Are you ready to spice up your life more? We think you should because there are a lot of health benefits for adding a bit of hotness in your dishes, or trying a few more out-of-the-box things! Here’s what eating spicy food does for your body, the pros, and cons of it all!
Spicy food comes in all shapes and sizes. Maybe you hate the sensation when the roof of your mouth suddenly catches fire, and you need to bite your tongue off. Nevertheless, you can choose your degree of hotness. We can only tell you what eating spicy food does to your body so that you can make your own choices!
The benefits of eating spicy food
1. You can live a bit longer
A 2015 study conducted on half a million Chinese subjects, over a 7-year term, found that people who consume incredibly spicy food for about six times a week reduced their risk of death by 14 percent. Even people who ate very hot dishes only two times a week reduced their odds for dying by 10 percent.
2. It can help you lose weight
According to a 2011 Purdue University study, people feel full and more satisfied after eating spicy foods, which means they consumed less fat overall. So eating high amounts of hot peppers can help you lose weight. The researchers also believe that eating spicy food speeds up your metabolism. Because capsaicin, the ingredient which is responsible for the burning sensation in your mouth, can increase the ability to burn calories. That exact burn might make you eat slower, which leads to you noticing faster that you’re full.

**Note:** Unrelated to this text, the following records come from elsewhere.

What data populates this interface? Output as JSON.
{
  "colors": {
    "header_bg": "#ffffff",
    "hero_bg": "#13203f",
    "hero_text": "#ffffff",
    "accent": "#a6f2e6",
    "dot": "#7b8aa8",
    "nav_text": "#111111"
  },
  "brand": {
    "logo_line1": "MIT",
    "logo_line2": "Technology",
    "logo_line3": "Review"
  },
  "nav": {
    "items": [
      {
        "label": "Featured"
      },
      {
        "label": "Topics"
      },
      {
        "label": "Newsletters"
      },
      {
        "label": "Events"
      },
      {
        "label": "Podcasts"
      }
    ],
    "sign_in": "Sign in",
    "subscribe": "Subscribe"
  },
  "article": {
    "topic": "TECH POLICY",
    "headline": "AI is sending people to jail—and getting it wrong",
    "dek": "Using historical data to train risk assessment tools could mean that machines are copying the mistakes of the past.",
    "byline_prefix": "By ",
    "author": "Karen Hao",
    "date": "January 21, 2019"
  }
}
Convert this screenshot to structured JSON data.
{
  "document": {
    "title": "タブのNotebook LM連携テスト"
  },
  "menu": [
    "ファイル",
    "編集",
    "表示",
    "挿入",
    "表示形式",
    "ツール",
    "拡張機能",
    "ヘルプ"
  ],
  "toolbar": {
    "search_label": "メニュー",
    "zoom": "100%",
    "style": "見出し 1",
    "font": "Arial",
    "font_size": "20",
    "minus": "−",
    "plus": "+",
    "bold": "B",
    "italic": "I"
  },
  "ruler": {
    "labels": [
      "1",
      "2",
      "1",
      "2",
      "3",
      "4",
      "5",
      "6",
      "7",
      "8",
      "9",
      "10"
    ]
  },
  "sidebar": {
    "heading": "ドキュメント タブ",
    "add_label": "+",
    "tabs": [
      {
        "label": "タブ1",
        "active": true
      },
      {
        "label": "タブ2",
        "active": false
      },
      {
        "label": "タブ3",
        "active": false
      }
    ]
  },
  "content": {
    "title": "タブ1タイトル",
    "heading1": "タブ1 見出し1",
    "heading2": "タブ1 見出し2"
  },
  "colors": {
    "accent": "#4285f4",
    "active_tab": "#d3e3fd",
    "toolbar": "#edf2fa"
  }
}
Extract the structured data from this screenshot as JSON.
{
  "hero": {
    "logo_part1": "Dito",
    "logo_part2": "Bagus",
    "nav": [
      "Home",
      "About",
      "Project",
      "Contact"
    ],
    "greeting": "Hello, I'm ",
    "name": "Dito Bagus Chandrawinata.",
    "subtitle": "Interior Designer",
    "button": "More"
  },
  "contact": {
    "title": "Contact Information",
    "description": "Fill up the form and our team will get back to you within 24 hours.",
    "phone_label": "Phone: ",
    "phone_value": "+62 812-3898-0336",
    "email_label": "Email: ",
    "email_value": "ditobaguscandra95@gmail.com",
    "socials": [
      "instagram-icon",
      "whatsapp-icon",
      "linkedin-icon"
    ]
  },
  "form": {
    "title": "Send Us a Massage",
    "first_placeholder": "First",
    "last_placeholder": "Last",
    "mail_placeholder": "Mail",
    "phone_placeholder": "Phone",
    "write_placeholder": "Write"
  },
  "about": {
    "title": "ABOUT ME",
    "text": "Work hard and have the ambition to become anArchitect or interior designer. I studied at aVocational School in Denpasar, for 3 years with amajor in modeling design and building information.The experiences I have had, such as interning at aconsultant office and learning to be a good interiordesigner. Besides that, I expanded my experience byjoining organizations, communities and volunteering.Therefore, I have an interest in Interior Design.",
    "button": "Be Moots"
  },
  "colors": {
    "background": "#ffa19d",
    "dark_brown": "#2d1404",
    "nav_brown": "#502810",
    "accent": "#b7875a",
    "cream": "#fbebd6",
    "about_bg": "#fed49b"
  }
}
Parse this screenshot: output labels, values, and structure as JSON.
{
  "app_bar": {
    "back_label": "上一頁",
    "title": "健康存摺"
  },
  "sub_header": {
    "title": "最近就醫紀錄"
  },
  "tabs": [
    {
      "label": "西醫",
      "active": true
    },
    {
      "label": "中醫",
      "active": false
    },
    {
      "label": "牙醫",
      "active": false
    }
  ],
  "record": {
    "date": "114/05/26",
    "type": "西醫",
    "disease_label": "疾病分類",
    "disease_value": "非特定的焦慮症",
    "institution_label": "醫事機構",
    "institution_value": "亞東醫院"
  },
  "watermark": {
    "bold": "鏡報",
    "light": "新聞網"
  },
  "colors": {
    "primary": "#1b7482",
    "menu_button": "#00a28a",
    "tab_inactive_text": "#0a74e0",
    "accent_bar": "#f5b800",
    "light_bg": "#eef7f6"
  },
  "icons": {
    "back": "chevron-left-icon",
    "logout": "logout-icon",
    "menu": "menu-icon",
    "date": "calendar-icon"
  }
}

3. Natural pain relief
Capsaicin helps release endorphins, the natural painkillers you have in your very own body. Your brain does that to protect itself from the burning sensation. But that chemical reaction ends up being like a great “high” for anyone who loves their hot peppers.
4. Anti-inflammatory properties
Autoimmune conditions, like arthritis, occur less in countries where people eat a lot of spicy food. Scientists think that happens because capsaicin helps with inflammation. It works by inhibiting Substance P, which scientists associate with inflammatory processes. That’s why there are plenty of creams out there with capsaicin. And why researchers are trying to figure out if the substance could be used to treat arthritis, psoriasis and diabetic neuropathy.
5. Fight against microbes
The same capsaicin helps fight bacteria and fungi which are bad for your health, according to a recent study. That’s why hot peppers are recommended as a food preservative. Other compounds in peppers like Chrysoeriol has antibacterial effects.
The dark side of eating spicy food
1. Loss of taste
If the peppers you consume are too spicy, then you might damage your taste buds. So if you want to spice up your life, start slow and work up to the hottest peppers. Don’t worry, taste buds are strong as hell and tend to regenerate quickly.
If you burn your mouth with spicy foods, then remember that the antidote for that is milk. Just make sure you have whole milk in your house, not the fat-free variety. The capsaicin binds to the fat molecules, and that’s how you get sweet, cool relief.
2. Capsaicin is a blood thinner
If you’re on medication like warfarin, which is an anticoagulant, capsaicin can thin your blood too much. And cause problems for your health. So do not indulge in it if you have high blood pressure or if you’re pregnant.
3. Hemorrhoid burn
Capsaicin does not break down as it passes through your digestive system, which means that you might feel the burn all the way out of the body. So if you have hemorrhoids, beware! Protect yourself from spicy foods at any cost!